**What is needed**
In the records, each line holding "Ctrl" must be reported.
********************
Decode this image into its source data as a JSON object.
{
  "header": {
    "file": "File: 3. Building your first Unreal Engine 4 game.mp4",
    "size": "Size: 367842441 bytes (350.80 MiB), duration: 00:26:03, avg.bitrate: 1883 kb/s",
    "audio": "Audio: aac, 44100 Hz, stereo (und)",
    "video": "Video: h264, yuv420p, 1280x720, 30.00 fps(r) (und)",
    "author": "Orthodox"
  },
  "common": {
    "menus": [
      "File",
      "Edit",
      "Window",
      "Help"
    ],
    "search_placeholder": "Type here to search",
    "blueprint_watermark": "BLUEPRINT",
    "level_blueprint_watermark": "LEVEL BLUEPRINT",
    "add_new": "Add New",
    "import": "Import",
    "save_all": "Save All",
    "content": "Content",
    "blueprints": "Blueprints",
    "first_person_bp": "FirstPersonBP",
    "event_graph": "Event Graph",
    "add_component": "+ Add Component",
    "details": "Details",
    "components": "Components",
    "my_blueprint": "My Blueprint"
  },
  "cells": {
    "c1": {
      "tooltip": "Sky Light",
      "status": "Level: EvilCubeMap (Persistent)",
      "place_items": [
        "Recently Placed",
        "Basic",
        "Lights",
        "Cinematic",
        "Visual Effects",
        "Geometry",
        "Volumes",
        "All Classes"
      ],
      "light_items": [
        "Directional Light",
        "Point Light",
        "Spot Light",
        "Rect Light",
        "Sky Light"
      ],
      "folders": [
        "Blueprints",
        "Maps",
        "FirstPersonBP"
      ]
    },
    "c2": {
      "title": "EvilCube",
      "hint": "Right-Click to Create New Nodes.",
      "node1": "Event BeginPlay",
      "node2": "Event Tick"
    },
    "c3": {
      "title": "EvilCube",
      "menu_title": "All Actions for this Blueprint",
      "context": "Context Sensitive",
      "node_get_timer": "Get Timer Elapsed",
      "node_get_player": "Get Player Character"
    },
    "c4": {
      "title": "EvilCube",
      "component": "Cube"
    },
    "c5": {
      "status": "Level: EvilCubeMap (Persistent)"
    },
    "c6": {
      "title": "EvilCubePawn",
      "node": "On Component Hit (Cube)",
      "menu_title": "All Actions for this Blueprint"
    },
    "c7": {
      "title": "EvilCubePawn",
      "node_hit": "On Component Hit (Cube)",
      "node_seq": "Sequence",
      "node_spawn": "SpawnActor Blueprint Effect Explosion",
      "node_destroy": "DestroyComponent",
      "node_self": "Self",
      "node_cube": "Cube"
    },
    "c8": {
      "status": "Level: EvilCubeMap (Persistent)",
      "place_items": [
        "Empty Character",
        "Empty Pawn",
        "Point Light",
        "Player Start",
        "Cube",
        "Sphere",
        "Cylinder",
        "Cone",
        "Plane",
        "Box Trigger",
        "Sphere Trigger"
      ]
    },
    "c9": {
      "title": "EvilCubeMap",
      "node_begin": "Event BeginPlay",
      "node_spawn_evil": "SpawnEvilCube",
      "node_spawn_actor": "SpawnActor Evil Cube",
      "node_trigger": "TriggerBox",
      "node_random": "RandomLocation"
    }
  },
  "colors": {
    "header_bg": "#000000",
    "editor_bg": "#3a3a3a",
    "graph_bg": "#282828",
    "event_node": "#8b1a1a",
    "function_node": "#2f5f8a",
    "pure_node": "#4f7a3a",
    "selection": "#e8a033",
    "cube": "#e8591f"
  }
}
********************
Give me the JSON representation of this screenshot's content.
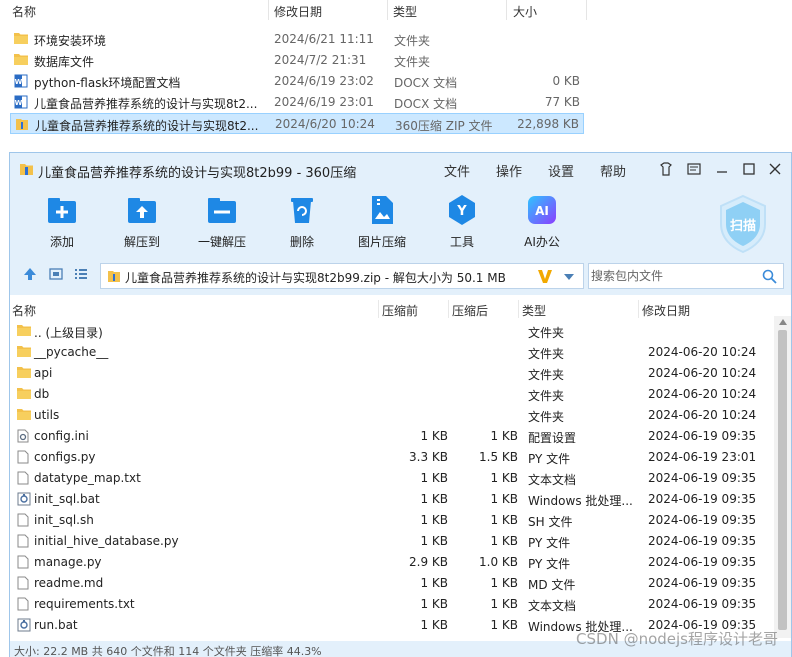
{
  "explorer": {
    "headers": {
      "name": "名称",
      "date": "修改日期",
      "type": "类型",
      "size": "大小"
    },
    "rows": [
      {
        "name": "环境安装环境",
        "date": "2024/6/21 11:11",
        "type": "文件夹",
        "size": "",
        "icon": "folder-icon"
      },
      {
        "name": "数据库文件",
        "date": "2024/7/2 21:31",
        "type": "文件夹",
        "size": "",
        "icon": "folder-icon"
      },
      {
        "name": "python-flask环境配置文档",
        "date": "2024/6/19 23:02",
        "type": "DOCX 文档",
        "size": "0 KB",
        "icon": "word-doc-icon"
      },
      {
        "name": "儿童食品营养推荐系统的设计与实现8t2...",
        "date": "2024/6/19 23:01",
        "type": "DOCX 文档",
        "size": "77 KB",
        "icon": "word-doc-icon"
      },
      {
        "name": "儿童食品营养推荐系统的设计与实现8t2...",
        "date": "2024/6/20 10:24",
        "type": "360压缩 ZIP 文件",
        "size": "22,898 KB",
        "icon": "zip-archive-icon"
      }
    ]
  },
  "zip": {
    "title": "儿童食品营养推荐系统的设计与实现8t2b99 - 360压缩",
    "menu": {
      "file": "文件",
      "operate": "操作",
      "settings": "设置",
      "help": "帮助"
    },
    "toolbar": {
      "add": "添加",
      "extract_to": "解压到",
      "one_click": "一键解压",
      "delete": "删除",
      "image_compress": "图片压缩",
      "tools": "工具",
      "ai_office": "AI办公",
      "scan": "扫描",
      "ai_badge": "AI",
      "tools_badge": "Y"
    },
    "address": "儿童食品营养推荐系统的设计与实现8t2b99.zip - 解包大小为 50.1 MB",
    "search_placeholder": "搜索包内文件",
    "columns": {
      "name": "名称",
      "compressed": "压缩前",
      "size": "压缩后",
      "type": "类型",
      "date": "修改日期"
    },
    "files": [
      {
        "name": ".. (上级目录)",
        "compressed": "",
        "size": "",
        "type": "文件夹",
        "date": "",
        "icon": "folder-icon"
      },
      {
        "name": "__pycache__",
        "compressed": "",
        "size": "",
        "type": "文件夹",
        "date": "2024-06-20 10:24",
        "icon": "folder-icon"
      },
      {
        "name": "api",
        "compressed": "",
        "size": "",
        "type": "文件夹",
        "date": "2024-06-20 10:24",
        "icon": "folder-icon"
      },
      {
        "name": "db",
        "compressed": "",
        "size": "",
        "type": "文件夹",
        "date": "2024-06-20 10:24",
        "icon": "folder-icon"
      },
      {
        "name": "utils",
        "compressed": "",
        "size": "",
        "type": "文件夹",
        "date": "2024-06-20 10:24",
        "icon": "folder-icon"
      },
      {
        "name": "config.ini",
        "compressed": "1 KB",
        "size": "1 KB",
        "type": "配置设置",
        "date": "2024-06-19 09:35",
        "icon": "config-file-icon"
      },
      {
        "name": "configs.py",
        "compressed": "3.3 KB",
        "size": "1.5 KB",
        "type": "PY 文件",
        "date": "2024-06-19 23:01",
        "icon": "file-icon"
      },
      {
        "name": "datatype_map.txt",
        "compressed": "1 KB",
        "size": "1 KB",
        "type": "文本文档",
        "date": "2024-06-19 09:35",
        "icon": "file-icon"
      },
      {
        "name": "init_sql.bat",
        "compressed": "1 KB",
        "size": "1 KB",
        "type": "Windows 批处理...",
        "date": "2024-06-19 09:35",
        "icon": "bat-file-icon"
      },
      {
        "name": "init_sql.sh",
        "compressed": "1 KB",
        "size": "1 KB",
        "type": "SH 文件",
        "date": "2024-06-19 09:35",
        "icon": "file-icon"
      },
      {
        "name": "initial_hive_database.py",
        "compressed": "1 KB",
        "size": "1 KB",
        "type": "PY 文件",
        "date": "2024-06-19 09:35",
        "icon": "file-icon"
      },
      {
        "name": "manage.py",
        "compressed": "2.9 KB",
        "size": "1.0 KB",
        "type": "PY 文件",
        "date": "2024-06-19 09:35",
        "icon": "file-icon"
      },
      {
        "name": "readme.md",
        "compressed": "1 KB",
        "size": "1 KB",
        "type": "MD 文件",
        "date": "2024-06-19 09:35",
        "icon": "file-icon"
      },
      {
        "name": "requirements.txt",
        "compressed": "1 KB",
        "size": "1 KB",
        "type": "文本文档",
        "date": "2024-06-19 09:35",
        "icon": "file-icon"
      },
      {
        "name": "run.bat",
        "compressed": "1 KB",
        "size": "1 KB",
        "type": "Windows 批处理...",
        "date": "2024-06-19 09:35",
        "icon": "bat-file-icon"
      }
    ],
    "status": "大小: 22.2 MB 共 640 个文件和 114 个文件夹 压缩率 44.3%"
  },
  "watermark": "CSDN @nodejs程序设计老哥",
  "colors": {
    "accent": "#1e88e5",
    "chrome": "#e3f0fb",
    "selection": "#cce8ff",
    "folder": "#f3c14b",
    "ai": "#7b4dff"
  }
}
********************
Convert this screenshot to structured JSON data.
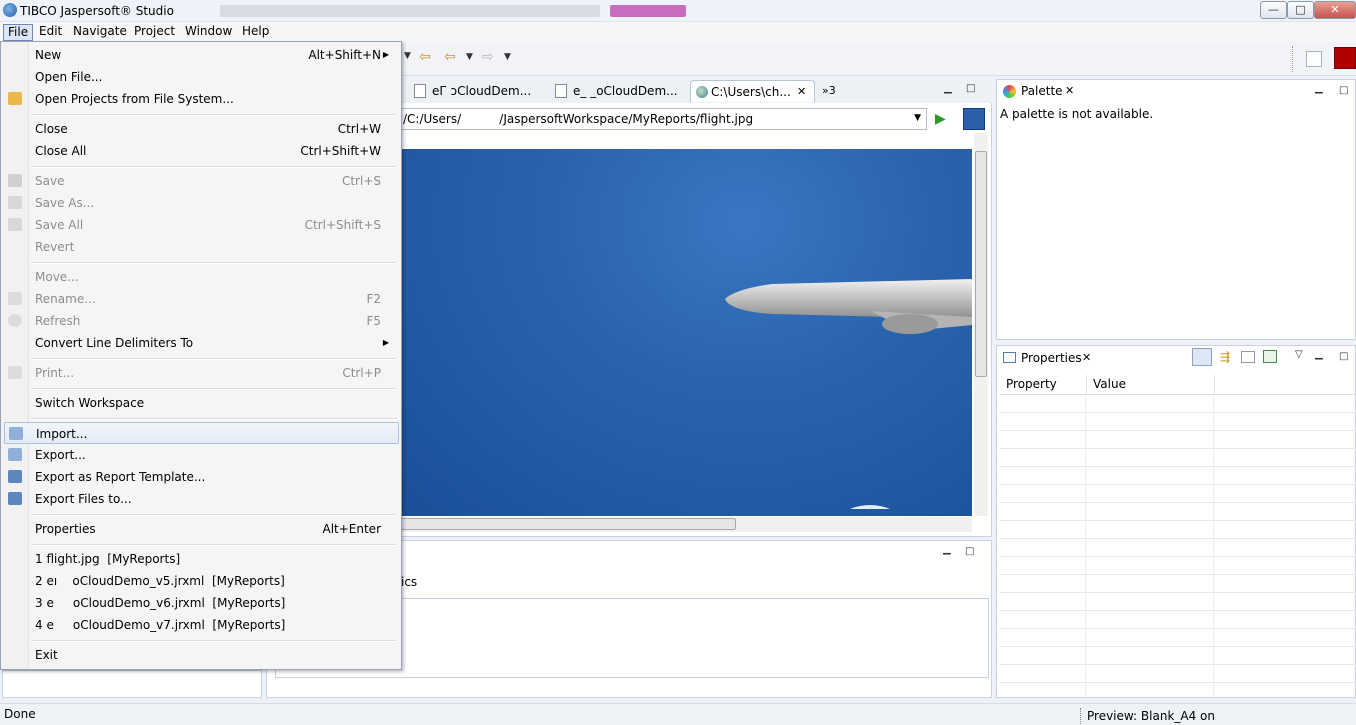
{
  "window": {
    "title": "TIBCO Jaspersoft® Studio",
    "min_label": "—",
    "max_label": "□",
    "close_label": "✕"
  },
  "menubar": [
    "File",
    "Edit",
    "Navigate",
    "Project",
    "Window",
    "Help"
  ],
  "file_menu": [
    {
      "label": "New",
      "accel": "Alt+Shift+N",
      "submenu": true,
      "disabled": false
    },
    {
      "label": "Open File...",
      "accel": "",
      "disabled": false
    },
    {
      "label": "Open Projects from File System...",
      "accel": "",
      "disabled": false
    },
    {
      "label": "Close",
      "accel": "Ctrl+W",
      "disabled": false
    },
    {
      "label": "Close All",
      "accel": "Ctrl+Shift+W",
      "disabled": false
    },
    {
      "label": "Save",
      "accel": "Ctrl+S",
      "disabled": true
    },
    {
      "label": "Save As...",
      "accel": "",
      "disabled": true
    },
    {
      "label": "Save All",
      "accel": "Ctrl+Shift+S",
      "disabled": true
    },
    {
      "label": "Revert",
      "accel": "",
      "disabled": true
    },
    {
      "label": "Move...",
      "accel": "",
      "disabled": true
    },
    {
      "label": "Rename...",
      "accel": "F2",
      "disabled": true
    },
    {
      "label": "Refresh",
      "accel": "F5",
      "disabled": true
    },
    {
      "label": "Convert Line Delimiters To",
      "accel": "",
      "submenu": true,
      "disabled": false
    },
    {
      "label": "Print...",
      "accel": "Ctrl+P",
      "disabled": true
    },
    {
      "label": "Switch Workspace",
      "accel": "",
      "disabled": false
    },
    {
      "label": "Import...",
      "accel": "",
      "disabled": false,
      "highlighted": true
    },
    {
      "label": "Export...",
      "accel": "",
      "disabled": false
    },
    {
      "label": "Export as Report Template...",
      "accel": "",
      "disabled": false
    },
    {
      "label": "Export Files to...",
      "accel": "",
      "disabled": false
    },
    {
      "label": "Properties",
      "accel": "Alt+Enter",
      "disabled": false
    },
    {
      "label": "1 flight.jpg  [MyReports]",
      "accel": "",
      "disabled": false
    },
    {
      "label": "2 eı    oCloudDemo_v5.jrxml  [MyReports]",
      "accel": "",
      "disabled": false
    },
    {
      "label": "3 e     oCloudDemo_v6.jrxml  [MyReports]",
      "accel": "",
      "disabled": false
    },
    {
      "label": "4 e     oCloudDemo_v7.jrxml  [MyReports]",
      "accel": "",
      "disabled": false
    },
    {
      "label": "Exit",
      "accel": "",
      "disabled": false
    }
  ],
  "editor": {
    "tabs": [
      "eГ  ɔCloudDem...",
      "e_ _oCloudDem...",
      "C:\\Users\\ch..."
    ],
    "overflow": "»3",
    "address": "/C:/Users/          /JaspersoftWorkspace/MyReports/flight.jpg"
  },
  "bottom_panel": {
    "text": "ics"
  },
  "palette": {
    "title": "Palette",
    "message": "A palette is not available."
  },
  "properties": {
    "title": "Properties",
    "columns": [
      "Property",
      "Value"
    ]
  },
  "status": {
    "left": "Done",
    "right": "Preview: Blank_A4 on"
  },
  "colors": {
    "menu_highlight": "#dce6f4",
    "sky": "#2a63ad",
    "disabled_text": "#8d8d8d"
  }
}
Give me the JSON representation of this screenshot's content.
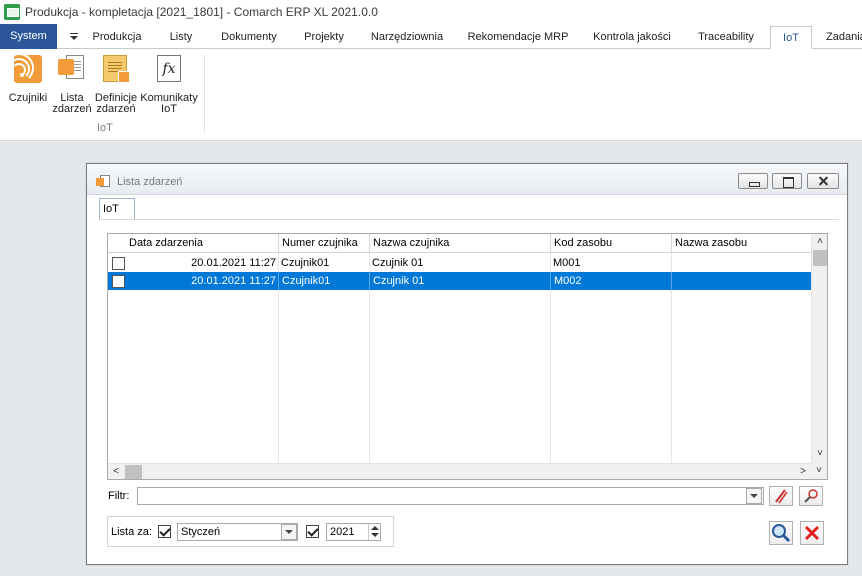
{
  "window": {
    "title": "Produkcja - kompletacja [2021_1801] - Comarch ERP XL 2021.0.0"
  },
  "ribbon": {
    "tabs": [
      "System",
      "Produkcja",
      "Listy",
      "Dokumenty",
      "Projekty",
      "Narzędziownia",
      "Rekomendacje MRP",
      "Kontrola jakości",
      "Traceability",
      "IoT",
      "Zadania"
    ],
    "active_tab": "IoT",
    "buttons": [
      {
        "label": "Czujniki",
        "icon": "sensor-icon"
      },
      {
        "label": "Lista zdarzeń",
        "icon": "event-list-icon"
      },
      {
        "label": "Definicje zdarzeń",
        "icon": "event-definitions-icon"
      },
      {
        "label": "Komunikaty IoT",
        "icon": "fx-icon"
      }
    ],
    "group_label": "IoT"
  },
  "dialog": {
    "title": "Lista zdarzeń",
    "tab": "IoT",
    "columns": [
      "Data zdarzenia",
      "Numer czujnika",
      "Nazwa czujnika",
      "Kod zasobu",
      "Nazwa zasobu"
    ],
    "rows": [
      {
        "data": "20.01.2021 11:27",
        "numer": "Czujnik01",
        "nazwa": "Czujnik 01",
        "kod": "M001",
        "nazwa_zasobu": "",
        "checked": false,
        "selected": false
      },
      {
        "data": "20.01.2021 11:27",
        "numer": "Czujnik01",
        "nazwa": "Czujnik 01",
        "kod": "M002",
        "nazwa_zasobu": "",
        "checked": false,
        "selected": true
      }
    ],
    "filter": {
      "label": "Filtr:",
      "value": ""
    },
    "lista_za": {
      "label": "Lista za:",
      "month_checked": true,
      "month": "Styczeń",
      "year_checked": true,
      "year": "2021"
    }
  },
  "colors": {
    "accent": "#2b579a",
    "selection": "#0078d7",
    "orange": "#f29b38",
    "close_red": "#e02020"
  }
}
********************
**Response**
      "accel": "Ctrl+W",
      "accel": "Ctrl+Shift+W",
      "accel": "Ctrl+S",
      "accel": "Ctrl+Shift+S",
      "accel": "Ctrl+P",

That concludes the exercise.